Extracted data entries
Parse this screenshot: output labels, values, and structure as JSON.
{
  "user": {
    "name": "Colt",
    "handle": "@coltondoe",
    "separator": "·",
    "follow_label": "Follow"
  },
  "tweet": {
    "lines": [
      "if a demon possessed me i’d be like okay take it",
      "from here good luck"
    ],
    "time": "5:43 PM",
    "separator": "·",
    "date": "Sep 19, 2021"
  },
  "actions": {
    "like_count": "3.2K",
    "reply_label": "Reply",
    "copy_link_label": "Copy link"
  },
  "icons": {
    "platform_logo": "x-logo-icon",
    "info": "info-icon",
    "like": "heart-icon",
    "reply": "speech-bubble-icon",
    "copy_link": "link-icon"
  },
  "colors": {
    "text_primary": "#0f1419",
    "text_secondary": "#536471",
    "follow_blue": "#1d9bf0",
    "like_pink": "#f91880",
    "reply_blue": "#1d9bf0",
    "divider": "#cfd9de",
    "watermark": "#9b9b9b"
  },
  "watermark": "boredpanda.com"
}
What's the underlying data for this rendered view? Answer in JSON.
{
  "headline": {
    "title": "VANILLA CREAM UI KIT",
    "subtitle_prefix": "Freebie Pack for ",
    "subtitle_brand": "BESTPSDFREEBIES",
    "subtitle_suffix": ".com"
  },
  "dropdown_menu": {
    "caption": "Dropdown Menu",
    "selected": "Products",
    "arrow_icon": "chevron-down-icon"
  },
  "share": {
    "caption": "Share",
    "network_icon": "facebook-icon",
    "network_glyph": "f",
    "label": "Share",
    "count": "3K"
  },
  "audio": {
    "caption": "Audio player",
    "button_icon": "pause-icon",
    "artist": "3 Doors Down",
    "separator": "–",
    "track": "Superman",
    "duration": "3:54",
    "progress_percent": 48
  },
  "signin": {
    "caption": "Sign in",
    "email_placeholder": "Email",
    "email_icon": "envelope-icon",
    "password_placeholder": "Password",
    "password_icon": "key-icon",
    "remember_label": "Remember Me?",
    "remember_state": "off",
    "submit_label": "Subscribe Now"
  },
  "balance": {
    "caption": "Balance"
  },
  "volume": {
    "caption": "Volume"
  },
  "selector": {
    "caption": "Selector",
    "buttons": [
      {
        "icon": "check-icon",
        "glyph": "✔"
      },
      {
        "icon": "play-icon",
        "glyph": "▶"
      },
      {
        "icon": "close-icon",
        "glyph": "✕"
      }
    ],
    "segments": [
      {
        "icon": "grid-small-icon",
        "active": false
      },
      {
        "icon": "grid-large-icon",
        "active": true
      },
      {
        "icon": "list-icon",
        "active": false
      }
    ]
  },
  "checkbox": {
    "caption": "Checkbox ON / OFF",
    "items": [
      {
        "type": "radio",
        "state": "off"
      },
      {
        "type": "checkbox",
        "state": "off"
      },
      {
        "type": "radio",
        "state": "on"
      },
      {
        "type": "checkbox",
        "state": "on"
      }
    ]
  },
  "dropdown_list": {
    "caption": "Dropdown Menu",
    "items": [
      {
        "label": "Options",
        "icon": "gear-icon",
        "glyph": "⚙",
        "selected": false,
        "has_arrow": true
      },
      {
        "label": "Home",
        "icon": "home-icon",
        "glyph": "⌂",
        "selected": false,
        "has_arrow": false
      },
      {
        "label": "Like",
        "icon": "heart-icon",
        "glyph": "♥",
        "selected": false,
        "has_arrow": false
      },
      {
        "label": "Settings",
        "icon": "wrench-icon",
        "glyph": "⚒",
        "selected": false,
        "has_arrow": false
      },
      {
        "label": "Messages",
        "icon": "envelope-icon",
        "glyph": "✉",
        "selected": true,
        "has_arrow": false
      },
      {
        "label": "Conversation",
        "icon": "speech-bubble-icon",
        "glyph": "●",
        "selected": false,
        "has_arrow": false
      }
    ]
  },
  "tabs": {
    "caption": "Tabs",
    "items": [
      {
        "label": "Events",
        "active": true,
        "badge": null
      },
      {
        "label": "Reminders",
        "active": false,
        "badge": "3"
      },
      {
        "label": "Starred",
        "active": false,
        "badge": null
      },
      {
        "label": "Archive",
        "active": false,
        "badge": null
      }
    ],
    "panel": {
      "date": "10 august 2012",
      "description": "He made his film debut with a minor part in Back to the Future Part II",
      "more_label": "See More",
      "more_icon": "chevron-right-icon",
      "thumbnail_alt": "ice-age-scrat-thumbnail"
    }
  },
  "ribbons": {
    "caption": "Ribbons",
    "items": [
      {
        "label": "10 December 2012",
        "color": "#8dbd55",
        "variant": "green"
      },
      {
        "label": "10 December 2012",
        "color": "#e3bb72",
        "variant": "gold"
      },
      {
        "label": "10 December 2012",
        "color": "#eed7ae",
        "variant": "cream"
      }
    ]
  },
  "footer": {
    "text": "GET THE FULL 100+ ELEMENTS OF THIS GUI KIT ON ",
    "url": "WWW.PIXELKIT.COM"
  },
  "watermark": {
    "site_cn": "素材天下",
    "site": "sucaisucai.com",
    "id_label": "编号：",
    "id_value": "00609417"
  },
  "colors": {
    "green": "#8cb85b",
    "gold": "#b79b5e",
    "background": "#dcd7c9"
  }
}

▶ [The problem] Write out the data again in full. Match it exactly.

▶ [Written solution]
Parse this screenshot: output labels, values, and structure as JSON.
{
  "user": {
    "name": "Colt",
    "handle": "@coltondoe",
    "separator": "·",
    "follow_label": "Follow"
  },
  "tweet": {
    "lines": [
      "if a demon possessed me i’d be like okay take it",
      "from here good luck"
    ],
    "time": "5:43 PM",
    "separator": "·",
    "date": "Sep 19, 2021"
  },
  "actions": {
    "like_count": "3.2K",
    "reply_label": "Reply",
    "copy_link_label": "Copy link"
  },
  "icons": {
    "platform_logo": "x-logo-icon",
    "info": "info-icon",
    "like": "heart-icon",
    "reply": "speech-bubble-icon",
    "copy_link": "link-icon"
  },
  "colors": {
    "text_primary": "#0f1419",
    "text_secondary": "#536471",
    "follow_blue": "#1d9bf0",
    "like_pink": "#f91880",
    "reply_blue": "#1d9bf0",
    "divider": "#cfd9de",
    "watermark": "#9b9b9b"
  },
  "watermark": "boredpanda.com"
}
What's the underlying data for this rendered view? Answer in JSON.
{
  "headline": {
    "title": "VANILLA CREAM UI KIT",
    "subtitle_prefix": "Freebie Pack for ",
    "subtitle_brand": "BESTPSDFREEBIES",
    "subtitle_suffix": ".com"
  },
  "dropdown_menu": {
    "caption": "Dropdown Menu",
    "selected": "Products",
    "arrow_icon": "chevron-down-icon"
  },
  "share": {
    "caption": "Share",
    "network_icon": "facebook-icon",
    "network_glyph": "f",
    "label": "Share",
    "count": "3K"
  },
  "audio": {
    "caption": "Audio player",
    "button_icon": "pause-icon",
    "artist": "3 Doors Down",
    "separator": "–",
    "track": "Superman",
    "duration": "3:54",
    "progress_percent": 48
  },
  "signin": {
    "caption": "Sign in",
    "email_placeholder": "Email",
    "email_icon": "envelope-icon",
    "password_placeholder": "Password",
    "password_icon": "key-icon",
    "remember_label": "Remember Me?",
    "remember_state": "off",
    "submit_label": "Subscribe Now"
  },
  "balance": {
    "caption": "Balance"
  },
  "volume": {
    "caption": "Volume"
  },
  "selector": {
    "caption": "Selector",
    "buttons": [
      {
        "icon": "check-icon",
        "glyph": "✔"
      },
      {
        "icon": "play-icon",
        "glyph": "▶"
      },
      {
        "icon": "close-icon",
        "glyph": "✕"
      }
    ],
    "segments": [
      {
        "icon": "grid-small-icon",
        "active": false
      },
      {
        "icon": "grid-large-icon",
        "active": true
      },
      {
        "icon": "list-icon",
        "active": false
      }
    ]
  },
  "checkbox": {
    "caption": "Checkbox ON / OFF",
    "items": [
      {
        "type": "radio",
        "state": "off"
      },
      {
        "type": "checkbox",
        "state": "off"
      },
      {
        "type": "radio",
        "state": "on"
      },
      {
        "type": "checkbox",
        "state": "on"
      }
    ]
  },
  "dropdown_list": {
    "caption": "Dropdown Menu",
    "items": [
      {
        "label": "Options",
        "icon": "gear-icon",
        "glyph": "⚙",
        "selected": false,
        "has_arrow": true
      },
      {
        "label": "Home",
        "icon": "home-icon",
        "glyph": "⌂",
        "selected": false,
        "has_arrow": false
      },
      {
        "label": "Like",
        "icon": "heart-icon",
        "glyph": "♥",
        "selected": false,
        "has_arrow": false
      },
      {
        "label": "Settings",
        "icon": "wrench-icon",
        "glyph": "⚒",
        "selected": false,
        "has_arrow": false
      },
      {
        "label": "Messages",
        "icon": "envelope-icon",
        "glyph": "✉",
        "selected": true,
        "has_arrow": false
      },
      {
        "label": "Conversation",
        "icon": "speech-bubble-icon",
        "glyph": "●",
        "selected": false,
        "has_arrow": false
      }
    ]
  },
  "tabs": {
    "caption": "Tabs",
    "items": [
      {
        "label": "Events",
        "active": true,
        "badge": null
      },
      {
        "label": "Reminders",
        "active": false,
        "badge": "3"
      },
      {
        "label": "Starred",
        "active": false,
        "badge": null
      },
      {
        "label": "Archive",
        "active": false,
        "badge": null
      }
    ],
    "panel": {
      "date": "10 august 2012",
      "description": "He made his film debut with a minor part in Back to the Future Part II",
      "more_label": "See More",
      "more_icon": "chevron-right-icon",
      "thumbnail_alt": "ice-age-scrat-thumbnail"
    }
  },
  "ribbons": {
    "caption": "Ribbons",
    "items": [
      {
        "label": "10 December 2012",
        "color": "#8dbd55",
        "variant": "green"
      },
      {
        "label": "10 December 2012",
        "color": "#e3bb72",
        "variant": "gold"
      },
      {
        "label": "10 December 2012",
        "color": "#eed7ae",
        "variant": "cream"
      }
    ]
  },
  "footer": {
    "text": "GET THE FULL 100+ ELEMENTS OF THIS GUI KIT ON ",
    "url": "WWW.PIXELKIT.COM"
  },
  "watermark": {
    "site_cn": "素材天下",
    "site": "sucaisucai.com",
    "id_label": "编号：",
    "id_value": "00609417"
  },
  "colors": {
    "green": "#8cb85b",
    "gold": "#b79b5e",
    "background": "#dcd7c9"
  }
}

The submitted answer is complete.